\begin{tikzpicture}
\begin{axis}
[
view={60}{30},
]
\addplot3[
domain=0:5*pi,
samples = 60,
samples y=0,
]
({sin(deg(x))},
{cos(deg(x))},
{x});
\end{axis}
\end{tikzpicture}
There are only two new things in this example: first, the samples y=0
to prevent pgfplots from joining the extreme points of the spiral and; second, the way the function to plot is passed to the addplot3
environment. Each parameter function is grouped inside curly brackets and the three parameters are delimited with parenthesis.
Open an example of the pgfplots package in Overleaf
Command/Option/Environment | Description | Possible Values |
---|---|---|
axis | Normal plots with linear scaling | |
semilogxaxis | logaritmic scaling of x and normal scaling for y | |
semilogyaxis | logaritmic scaling for y and normal scaling for x | |
loglogaxis | logaritmic scaling for the x and y axes | |
axis lines | changes the way the axes are drawn. default is 'box | box, left, middle, center, right, none |
legend pos | position of the legend box | south west, south east, north west, north east, outer north east |

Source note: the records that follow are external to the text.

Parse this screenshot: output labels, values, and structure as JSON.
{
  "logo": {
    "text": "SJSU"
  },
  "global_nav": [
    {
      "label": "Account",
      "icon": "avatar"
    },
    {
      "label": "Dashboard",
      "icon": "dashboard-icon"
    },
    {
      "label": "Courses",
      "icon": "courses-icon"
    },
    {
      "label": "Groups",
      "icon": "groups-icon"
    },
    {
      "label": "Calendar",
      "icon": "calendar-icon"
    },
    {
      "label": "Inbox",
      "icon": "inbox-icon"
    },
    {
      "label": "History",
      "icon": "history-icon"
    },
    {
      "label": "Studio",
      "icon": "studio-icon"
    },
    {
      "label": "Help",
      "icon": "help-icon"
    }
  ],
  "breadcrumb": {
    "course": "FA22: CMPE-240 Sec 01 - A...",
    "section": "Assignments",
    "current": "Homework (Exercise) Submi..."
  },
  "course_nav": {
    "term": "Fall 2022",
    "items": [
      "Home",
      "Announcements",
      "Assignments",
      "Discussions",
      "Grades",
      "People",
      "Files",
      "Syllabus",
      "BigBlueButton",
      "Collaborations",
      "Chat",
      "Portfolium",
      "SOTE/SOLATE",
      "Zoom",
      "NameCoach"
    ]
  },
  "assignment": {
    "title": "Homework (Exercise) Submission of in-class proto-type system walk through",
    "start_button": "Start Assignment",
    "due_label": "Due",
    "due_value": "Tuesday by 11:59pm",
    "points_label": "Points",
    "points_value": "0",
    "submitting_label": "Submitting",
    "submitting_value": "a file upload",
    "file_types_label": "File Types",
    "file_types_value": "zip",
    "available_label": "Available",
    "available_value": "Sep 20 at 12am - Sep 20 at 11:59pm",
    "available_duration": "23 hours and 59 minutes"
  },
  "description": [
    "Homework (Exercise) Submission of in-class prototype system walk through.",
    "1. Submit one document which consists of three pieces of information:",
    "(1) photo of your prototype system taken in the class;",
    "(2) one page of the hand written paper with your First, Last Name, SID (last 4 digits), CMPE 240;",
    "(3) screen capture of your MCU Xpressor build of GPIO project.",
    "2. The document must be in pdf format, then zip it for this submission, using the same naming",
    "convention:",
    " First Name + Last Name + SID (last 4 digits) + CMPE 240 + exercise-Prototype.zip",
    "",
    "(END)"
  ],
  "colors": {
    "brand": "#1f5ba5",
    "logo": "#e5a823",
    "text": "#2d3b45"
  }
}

mark | type of marks used in data plotting. When a single-character is used, the character appearance is very similar to the actual mark. | *, x , +, |, o, asterisk, star, 10-pointed star, oplus, oplus*, otimes, otimes*, square, square*, triangle, triangle*, diamond, halfdiamond*, halfsquare*, right*, left*, Mercedes star, Mercedes star flipped, halfcircle, halfcircle*, pentagon, pentagon*, cubes. (cubes only work on 3d plots). |
colormap | colour scheme to be used in a plot, can be personalized but there are some predefined colormaps | hot, hot2, jet, blackwhite, bluered, cool, greenyellow, redyellow, violet. |
For more information see: